- Reheat it in fresh water and bring it to a boil. The acorn boiling process should be repeated until clear water emerges.
- This procedure can be time-consuming and costly. Fuel and water storage facilities require a lot of electricity. On the other hand, this process makes acorns safe for the hens to eat.
Those who find this procedure time-consuming have the option of switching to the cold-water approach. The steps to the cold-water version are:
- Submerge the acorns in the ice water.
- Acorns should be soaked to remove the tannic acid.
- Water should be changed when it becomes murky. Steep the acorns & keep changing the water till it becomes clear.
- The cold-water method requires less manpower. However, the water could not clear up for several days. It’s also not as efficient as boiling water would be.
- The acorns will be completely safe for the chickens to eat once you’ve taken these measures.
- However, it’s not something you should rely on as a mainstay for your chickens’ diet.
- The nutritional value of leached acorns is low, yet they are completely safe to eat.
How Many Acorns Can Chickens Have?
An unripe or raw acorn is not suitable for a chicken’s diet. If you have one oak tree in the yard, you should protect your lawn from falling acorns and leaves by draping a net under the tree. Ingestion of the leaves & acorns may lead to gastrointestinal distress.
Can Chickens Eat Oak Leaves?
Chickens shouldn’t eat oak leaves because of the toxic compounds they contain. Oak leaves, like oak berries, are high in tannic acid. The falling oak leaves pose a danger to rams, who should be on the lookout for them. Ingestion of a high quantity of oak leaves can cause a variety of digestive disorders in chickens.
Do Goats like Acorns?
Goats are one of the few animals that may safely eat acorns when grazing near oak trees. When animals consume a huge number of acorns all at once, complications can arise.
As a general rule, you shouldn’t feed your hens acorns. The chicken runs a considerable risk of illness because of its high tannic acid content.
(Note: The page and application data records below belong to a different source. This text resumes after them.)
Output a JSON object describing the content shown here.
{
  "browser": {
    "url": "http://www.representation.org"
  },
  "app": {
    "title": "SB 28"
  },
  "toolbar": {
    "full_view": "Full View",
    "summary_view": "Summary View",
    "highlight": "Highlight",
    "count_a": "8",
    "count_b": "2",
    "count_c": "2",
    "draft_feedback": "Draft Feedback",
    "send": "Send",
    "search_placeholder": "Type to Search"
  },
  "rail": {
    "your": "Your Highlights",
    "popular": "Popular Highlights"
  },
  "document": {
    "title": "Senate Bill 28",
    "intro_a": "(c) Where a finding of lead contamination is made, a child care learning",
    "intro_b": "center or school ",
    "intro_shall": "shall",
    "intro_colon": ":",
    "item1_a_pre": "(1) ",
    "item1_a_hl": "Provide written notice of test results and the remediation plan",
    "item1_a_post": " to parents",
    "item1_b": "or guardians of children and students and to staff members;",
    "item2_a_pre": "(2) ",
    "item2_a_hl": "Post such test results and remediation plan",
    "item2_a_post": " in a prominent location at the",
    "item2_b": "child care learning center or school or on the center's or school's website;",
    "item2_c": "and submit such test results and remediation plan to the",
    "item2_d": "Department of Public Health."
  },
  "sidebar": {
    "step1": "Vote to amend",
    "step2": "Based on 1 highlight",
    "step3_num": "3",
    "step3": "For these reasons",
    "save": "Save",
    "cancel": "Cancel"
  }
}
On the other hand, leaching can assist get rid of the harmful substances in acorns. The cholesterol content is high, and the nutritional value is minimal.